Website and app data records:
((
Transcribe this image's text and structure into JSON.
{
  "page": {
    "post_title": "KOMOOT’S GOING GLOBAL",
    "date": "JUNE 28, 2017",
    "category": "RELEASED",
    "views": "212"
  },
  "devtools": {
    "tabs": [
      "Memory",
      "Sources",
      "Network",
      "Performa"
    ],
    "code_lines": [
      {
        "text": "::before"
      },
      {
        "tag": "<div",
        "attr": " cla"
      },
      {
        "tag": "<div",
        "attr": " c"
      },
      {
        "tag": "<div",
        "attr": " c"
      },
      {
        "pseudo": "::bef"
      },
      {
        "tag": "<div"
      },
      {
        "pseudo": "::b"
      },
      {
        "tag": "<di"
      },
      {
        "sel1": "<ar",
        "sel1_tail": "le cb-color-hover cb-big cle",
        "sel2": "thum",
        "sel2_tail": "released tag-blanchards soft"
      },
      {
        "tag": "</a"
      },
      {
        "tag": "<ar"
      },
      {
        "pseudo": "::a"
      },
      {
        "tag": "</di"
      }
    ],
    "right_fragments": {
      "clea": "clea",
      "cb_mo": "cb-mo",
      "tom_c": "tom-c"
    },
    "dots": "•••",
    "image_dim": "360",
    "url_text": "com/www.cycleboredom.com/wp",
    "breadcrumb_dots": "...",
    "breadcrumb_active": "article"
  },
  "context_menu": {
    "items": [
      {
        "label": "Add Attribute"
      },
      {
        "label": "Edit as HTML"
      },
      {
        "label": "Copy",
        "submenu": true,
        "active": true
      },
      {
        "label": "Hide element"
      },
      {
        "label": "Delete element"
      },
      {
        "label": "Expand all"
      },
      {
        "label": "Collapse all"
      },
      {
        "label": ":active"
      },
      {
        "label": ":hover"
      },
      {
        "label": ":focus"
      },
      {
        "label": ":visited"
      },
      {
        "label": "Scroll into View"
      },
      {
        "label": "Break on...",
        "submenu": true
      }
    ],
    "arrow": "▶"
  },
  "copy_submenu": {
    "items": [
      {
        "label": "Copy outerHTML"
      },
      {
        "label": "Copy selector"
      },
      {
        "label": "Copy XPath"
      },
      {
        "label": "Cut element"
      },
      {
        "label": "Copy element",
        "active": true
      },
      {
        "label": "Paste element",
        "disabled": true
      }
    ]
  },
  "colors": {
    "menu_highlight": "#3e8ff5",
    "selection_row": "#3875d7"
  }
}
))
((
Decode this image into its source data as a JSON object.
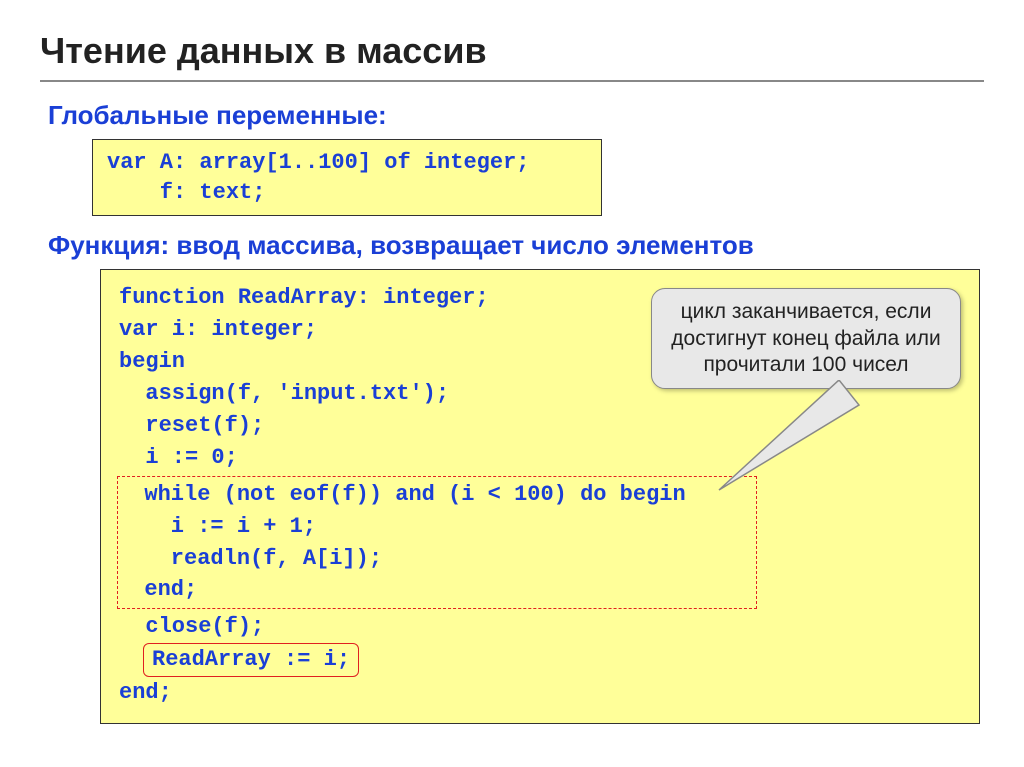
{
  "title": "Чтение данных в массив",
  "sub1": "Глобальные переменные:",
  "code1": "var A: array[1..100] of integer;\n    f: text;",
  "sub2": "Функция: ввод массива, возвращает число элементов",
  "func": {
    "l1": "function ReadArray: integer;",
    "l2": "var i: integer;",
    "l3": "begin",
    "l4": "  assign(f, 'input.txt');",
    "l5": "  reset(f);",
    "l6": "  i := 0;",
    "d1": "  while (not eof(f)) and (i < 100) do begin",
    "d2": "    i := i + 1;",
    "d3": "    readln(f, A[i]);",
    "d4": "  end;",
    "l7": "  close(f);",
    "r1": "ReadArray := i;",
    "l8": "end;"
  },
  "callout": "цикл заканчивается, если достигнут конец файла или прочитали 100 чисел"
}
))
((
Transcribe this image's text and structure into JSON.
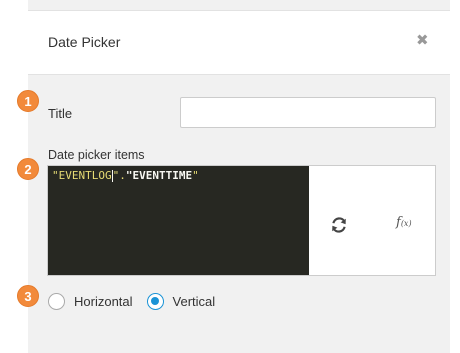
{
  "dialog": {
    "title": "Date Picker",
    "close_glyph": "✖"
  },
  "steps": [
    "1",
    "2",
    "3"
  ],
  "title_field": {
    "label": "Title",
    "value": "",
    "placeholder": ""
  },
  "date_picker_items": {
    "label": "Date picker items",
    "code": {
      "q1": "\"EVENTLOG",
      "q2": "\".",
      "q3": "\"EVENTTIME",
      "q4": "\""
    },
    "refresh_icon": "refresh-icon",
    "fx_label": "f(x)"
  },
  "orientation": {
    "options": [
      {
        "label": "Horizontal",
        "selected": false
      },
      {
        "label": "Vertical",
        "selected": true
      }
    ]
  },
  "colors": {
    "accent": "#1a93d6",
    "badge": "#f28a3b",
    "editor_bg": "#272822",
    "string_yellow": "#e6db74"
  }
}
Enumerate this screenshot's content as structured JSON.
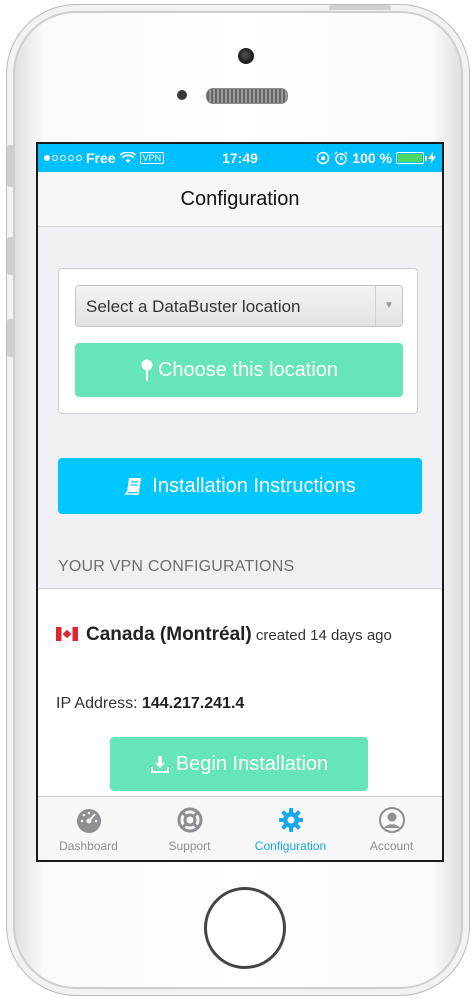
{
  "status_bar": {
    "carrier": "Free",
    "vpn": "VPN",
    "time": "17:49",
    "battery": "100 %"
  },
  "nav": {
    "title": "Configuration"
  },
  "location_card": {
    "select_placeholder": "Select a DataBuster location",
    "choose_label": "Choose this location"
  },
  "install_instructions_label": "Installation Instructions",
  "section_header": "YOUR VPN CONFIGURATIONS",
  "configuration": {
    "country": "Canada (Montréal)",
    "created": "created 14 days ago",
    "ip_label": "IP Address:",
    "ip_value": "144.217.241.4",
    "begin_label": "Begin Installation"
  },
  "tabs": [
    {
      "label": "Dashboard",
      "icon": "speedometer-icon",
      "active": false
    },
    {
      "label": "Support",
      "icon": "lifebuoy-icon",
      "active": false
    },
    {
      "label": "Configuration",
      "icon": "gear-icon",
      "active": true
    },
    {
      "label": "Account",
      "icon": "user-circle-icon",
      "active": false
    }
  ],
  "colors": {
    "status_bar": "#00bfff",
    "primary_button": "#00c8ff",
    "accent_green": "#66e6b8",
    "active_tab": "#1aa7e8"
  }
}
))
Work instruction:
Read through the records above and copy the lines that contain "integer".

Answer to this problem:
  "code1": "var A: array[1..100] of integer;\n    f: text;",
    "l1": "function ReadArray: integer;",
    "l2": "var i: integer;",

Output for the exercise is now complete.